Task => Repeat the entries beneath in their entirety, precisely as given.

(Items from an interface collection)
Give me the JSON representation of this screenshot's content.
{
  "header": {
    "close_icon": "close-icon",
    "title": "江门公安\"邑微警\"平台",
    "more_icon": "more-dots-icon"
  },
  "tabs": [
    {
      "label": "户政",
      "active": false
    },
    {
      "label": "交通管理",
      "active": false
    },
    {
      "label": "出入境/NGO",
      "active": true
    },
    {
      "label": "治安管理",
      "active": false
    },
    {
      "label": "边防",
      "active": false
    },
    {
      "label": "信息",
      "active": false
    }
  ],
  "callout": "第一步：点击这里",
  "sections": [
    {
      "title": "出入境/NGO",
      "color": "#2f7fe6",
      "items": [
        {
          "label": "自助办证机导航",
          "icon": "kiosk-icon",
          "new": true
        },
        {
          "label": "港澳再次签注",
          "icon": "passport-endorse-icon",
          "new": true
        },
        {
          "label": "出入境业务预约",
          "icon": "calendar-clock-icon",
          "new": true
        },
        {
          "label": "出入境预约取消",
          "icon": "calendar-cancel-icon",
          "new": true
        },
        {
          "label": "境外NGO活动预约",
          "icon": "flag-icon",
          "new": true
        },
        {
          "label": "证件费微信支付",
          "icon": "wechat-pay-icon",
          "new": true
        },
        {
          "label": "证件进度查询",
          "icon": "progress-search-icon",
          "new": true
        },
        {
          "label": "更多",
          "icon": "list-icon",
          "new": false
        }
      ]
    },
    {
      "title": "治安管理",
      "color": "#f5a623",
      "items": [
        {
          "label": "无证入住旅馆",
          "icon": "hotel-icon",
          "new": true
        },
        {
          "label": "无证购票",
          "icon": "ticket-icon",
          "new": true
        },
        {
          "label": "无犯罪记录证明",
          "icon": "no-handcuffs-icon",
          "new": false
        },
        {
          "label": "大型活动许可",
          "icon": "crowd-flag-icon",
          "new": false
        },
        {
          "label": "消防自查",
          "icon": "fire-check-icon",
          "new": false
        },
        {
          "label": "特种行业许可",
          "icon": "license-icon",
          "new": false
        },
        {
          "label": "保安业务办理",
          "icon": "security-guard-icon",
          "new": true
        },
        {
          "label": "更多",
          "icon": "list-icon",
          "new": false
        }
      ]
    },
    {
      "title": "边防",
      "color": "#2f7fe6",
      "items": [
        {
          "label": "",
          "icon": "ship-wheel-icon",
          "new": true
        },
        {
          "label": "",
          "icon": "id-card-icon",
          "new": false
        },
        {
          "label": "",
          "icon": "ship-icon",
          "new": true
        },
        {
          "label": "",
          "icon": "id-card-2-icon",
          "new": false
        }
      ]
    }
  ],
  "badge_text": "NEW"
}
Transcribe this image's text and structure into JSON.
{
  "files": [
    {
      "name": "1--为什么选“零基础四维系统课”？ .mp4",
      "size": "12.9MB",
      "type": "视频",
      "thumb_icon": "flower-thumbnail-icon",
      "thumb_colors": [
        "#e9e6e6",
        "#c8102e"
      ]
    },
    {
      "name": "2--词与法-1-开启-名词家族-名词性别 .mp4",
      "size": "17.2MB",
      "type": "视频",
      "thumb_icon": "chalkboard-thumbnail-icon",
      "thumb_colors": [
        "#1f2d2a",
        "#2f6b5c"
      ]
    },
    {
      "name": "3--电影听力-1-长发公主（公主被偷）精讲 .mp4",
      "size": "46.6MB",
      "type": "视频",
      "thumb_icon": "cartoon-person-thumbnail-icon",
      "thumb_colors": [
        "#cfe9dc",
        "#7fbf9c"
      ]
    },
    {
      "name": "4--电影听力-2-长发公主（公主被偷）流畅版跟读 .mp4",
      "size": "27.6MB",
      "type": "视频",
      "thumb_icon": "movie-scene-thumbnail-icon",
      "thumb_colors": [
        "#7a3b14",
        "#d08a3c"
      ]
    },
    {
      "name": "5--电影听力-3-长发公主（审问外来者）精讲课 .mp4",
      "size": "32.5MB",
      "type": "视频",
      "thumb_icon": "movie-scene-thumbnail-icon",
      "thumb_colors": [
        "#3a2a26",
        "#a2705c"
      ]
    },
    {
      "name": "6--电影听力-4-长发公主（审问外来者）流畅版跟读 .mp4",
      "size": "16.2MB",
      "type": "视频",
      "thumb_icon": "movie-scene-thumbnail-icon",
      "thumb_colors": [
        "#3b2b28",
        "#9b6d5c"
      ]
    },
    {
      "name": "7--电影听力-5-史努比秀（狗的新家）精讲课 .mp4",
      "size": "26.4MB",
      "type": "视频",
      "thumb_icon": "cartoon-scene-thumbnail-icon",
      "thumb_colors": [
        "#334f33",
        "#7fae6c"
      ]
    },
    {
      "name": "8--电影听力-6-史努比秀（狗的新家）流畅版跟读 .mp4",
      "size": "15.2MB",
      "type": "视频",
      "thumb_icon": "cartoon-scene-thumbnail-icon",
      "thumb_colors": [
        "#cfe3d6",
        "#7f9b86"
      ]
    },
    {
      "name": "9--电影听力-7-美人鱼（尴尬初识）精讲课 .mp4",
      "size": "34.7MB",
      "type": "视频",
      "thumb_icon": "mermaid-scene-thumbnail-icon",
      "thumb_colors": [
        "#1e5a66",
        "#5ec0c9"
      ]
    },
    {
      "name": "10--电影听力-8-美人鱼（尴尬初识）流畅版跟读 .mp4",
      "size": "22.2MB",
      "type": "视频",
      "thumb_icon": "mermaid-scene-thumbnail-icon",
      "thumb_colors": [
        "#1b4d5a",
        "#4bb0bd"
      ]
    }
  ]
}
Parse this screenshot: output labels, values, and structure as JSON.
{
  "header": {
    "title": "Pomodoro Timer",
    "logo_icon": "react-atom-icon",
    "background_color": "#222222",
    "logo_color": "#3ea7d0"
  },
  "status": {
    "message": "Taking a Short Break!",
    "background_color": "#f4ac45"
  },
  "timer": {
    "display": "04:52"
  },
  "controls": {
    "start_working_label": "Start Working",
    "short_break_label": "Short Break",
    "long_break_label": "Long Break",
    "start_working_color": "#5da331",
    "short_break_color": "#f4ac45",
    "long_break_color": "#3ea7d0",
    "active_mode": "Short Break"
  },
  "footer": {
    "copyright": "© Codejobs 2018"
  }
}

Answer space =>
Give me the JSON representation of this screenshot's content.
{
  "header": {
    "close_icon": "close-icon",
    "title": "江门公安\"邑微警\"平台",
    "more_icon": "more-dots-icon"
  },
  "tabs": [
    {
      "label": "户政",
      "active": false
    },
    {
      "label": "交通管理",
      "active": false
    },
    {
      "label": "出入境/NGO",
      "active": true
    },
    {
      "label": "治安管理",
      "active": false
    },
    {
      "label": "边防",
      "active": false
    },
    {
      "label": "信息",
      "active": false
    }
  ],
  "callout": "第一步：点击这里",
  "sections": [
    {
      "title": "出入境/NGO",
      "color": "#2f7fe6",
      "items": [
        {
          "label": "自助办证机导航",
          "icon": "kiosk-icon",
          "new": true
        },
        {
          "label": "港澳再次签注",
          "icon": "passport-endorse-icon",
          "new": true
        },
        {
          "label": "出入境业务预约",
          "icon": "calendar-clock-icon",
          "new": true
        },
        {
          "label": "出入境预约取消",
          "icon": "calendar-cancel-icon",
          "new": true
        },
        {
          "label": "境外NGO活动预约",
          "icon": "flag-icon",
          "new": true
        },
        {
          "label": "证件费微信支付",
          "icon": "wechat-pay-icon",
          "new": true
        },
        {
          "label": "证件进度查询",
          "icon": "progress-search-icon",
          "new": true
        },
        {
          "label": "更多",
          "icon": "list-icon",
          "new": false
        }
      ]
    },
    {
      "title": "治安管理",
      "color": "#f5a623",
      "items": [
        {
          "label": "无证入住旅馆",
          "icon": "hotel-icon",
          "new": true
        },
        {
          "label": "无证购票",
          "icon": "ticket-icon",
          "new": true
        },
        {
          "label": "无犯罪记录证明",
          "icon": "no-handcuffs-icon",
          "new": false
        },
        {
          "label": "大型活动许可",
          "icon": "crowd-flag-icon",
          "new": false
        },
        {
          "label": "消防自查",
          "icon": "fire-check-icon",
          "new": false
        },
        {
          "label": "特种行业许可",
          "icon": "license-icon",
          "new": false
        },
        {
          "label": "保安业务办理",
          "icon": "security-guard-icon",
          "new": true
        },
        {
          "label": "更多",
          "icon": "list-icon",
          "new": false
        }
      ]
    },
    {
      "title": "边防",
      "color": "#2f7fe6",
      "items": [
        {
          "label": "",
          "icon": "ship-wheel-icon",
          "new": true
        },
        {
          "label": "",
          "icon": "id-card-icon",
          "new": false
        },
        {
          "label": "",
          "icon": "ship-icon",
          "new": true
        },
        {
          "label": "",
          "icon": "id-card-2-icon",
          "new": false
        }
      ]
    }
  ],
  "badge_text": "NEW"
}
Transcribe this image's text and structure into JSON.
{
  "files": [
    {
      "name": "1--为什么选“零基础四维系统课”？ .mp4",
      "size": "12.9MB",
      "type": "视频",
      "thumb_icon": "flower-thumbnail-icon",
      "thumb_colors": [
        "#e9e6e6",
        "#c8102e"
      ]
    },
    {
      "name": "2--词与法-1-开启-名词家族-名词性别 .mp4",
      "size": "17.2MB",
      "type": "视频",
      "thumb_icon": "chalkboard-thumbnail-icon",
      "thumb_colors": [
        "#1f2d2a",
        "#2f6b5c"
      ]
    },
    {
      "name": "3--电影听力-1-长发公主（公主被偷）精讲 .mp4",
      "size": "46.6MB",
      "type": "视频",
      "thumb_icon": "cartoon-person-thumbnail-icon",
      "thumb_colors": [
        "#cfe9dc",
        "#7fbf9c"
      ]
    },
    {
      "name": "4--电影听力-2-长发公主（公主被偷）流畅版跟读 .mp4",
      "size": "27.6MB",
      "type": "视频",
      "thumb_icon": "movie-scene-thumbnail-icon",
      "thumb_colors": [
        "#7a3b14",
        "#d08a3c"
      ]
    },
    {
      "name": "5--电影听力-3-长发公主（审问外来者）精讲课 .mp4",
      "size": "32.5MB",
      "type": "视频",
      "thumb_icon": "movie-scene-thumbnail-icon",
      "thumb_colors": [
        "#3a2a26",
        "#a2705c"
      ]
    },
    {
      "name": "6--电影听力-4-长发公主（审问外来者）流畅版跟读 .mp4",
      "size": "16.2MB",
      "type": "视频",
      "thumb_icon": "movie-scene-thumbnail-icon",
      "thumb_colors": [
        "#3b2b28",
        "#9b6d5c"
      ]
    },
    {
      "name": "7--电影听力-5-史努比秀（狗的新家）精讲课 .mp4",
      "size": "26.4MB",
      "type": "视频",
      "thumb_icon": "cartoon-scene-thumbnail-icon",
      "thumb_colors": [
        "#334f33",
        "#7fae6c"
      ]
    },
    {
      "name": "8--电影听力-6-史努比秀（狗的新家）流畅版跟读 .mp4",
      "size": "15.2MB",
      "type": "视频",
      "thumb_icon": "cartoon-scene-thumbnail-icon",
      "thumb_colors": [
        "#cfe3d6",
        "#7f9b86"
      ]
    },
    {
      "name": "9--电影听力-7-美人鱼（尴尬初识）精讲课 .mp4",
      "size": "34.7MB",
      "type": "视频",
      "thumb_icon": "mermaid-scene-thumbnail-icon",
      "thumb_colors": [
        "#1e5a66",
        "#5ec0c9"
      ]
    },
    {
      "name": "10--电影听力-8-美人鱼（尴尬初识）流畅版跟读 .mp4",
      "size": "22.2MB",
      "type": "视频",
      "thumb_icon": "mermaid-scene-thumbnail-icon",
      "thumb_colors": [
        "#1b4d5a",
        "#4bb0bd"
      ]
    }
  ]
}
Parse this screenshot: output labels, values, and structure as JSON.
{
  "header": {
    "title": "Pomodoro Timer",
    "logo_icon": "react-atom-icon",
    "background_color": "#222222",
    "logo_color": "#3ea7d0"
  },
  "status": {
    "message": "Taking a Short Break!",
    "background_color": "#f4ac45"
  },
  "timer": {
    "display": "04:52"
  },
  "controls": {
    "start_working_label": "Start Working",
    "short_break_label": "Short Break",
    "long_break_label": "Long Break",
    "start_working_color": "#5da331",
    "short_break_color": "#f4ac45",
    "long_break_color": "#3ea7d0",
    "active_mode": "Short Break"
  },
  "footer": {
    "copyright": "© Codejobs 2018"
  }
}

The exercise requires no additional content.